((

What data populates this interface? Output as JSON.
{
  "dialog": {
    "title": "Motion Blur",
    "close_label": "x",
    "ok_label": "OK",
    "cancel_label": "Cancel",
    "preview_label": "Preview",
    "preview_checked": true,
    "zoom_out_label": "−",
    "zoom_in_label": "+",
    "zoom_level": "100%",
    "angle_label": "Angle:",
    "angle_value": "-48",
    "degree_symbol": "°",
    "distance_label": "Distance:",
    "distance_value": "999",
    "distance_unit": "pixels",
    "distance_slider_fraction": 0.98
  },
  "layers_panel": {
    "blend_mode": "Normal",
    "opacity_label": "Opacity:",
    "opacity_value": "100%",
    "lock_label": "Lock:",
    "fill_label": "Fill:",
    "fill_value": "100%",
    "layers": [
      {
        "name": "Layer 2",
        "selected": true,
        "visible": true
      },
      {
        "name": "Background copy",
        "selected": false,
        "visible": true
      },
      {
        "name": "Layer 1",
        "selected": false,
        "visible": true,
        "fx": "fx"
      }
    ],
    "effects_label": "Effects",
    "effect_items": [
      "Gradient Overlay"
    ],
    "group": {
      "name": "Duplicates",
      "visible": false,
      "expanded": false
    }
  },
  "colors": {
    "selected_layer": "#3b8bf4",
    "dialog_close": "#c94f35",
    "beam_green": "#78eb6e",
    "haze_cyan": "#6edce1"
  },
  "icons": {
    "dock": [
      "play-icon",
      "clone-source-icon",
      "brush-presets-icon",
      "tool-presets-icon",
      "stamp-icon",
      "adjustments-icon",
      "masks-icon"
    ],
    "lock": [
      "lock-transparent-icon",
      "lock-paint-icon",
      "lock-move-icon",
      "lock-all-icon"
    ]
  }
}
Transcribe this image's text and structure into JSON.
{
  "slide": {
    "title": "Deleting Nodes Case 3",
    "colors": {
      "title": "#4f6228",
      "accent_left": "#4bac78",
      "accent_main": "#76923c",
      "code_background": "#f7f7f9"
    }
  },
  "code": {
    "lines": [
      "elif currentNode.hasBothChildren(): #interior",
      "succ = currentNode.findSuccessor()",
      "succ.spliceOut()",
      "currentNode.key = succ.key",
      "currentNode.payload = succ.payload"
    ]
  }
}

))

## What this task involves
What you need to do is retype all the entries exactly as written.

## Exercise response
What data populates this interface? Output as JSON.
{
  "dialog": {
    "title": "Motion Blur",
    "close_label": "x",
    "ok_label": "OK",
    "cancel_label": "Cancel",
    "preview_label": "Preview",
    "preview_checked": true,
    "zoom_out_label": "−",
    "zoom_in_label": "+",
    "zoom_level": "100%",
    "angle_label": "Angle:",
    "angle_value": "-48",
    "degree_symbol": "°",
    "distance_label": "Distance:",
    "distance_value": "999",
    "distance_unit": "pixels",
    "distance_slider_fraction": 0.98
  },
  "layers_panel": {
    "blend_mode": "Normal",
    "opacity_label": "Opacity:",
    "opacity_value": "100%",
    "lock_label": "Lock:",
    "fill_label": "Fill:",
    "fill_value": "100%",
    "layers": [
      {
        "name": "Layer 2",
        "selected": true,
        "visible": true
      },
      {
        "name": "Background copy",
        "selected": false,
        "visible": true
      },
      {
        "name": "Layer 1",
        "selected": false,
        "visible": true,
        "fx": "fx"
      }
    ],
    "effects_label": "Effects",
    "effect_items": [
      "Gradient Overlay"
    ],
    "group": {
      "name": "Duplicates",
      "visible": false,
      "expanded": false
    }
  },
  "colors": {
    "selected_layer": "#3b8bf4",
    "dialog_close": "#c94f35",
    "beam_green": "#78eb6e",
    "haze_cyan": "#6edce1"
  },
  "icons": {
    "dock": [
      "play-icon",
      "clone-source-icon",
      "brush-presets-icon",
      "tool-presets-icon",
      "stamp-icon",
      "adjustments-icon",
      "masks-icon"
    ],
    "lock": [
      "lock-transparent-icon",
      "lock-paint-icon",
      "lock-move-icon",
      "lock-all-icon"
    ]
  }
}
Transcribe this image's text and structure into JSON.
{
  "slide": {
    "title": "Deleting Nodes Case 3",
    "colors": {
      "title": "#4f6228",
      "accent_left": "#4bac78",
      "accent_main": "#76923c",
      "code_background": "#f7f7f9"
    }
  },
  "code": {
    "lines": [
      "elif currentNode.hasBothChildren(): #interior",
      "succ = currentNode.findSuccessor()",
      "succ.spliceOut()",
      "currentNode.key = succ.key",
      "currentNode.payload = succ.payload"
    ]
  }
}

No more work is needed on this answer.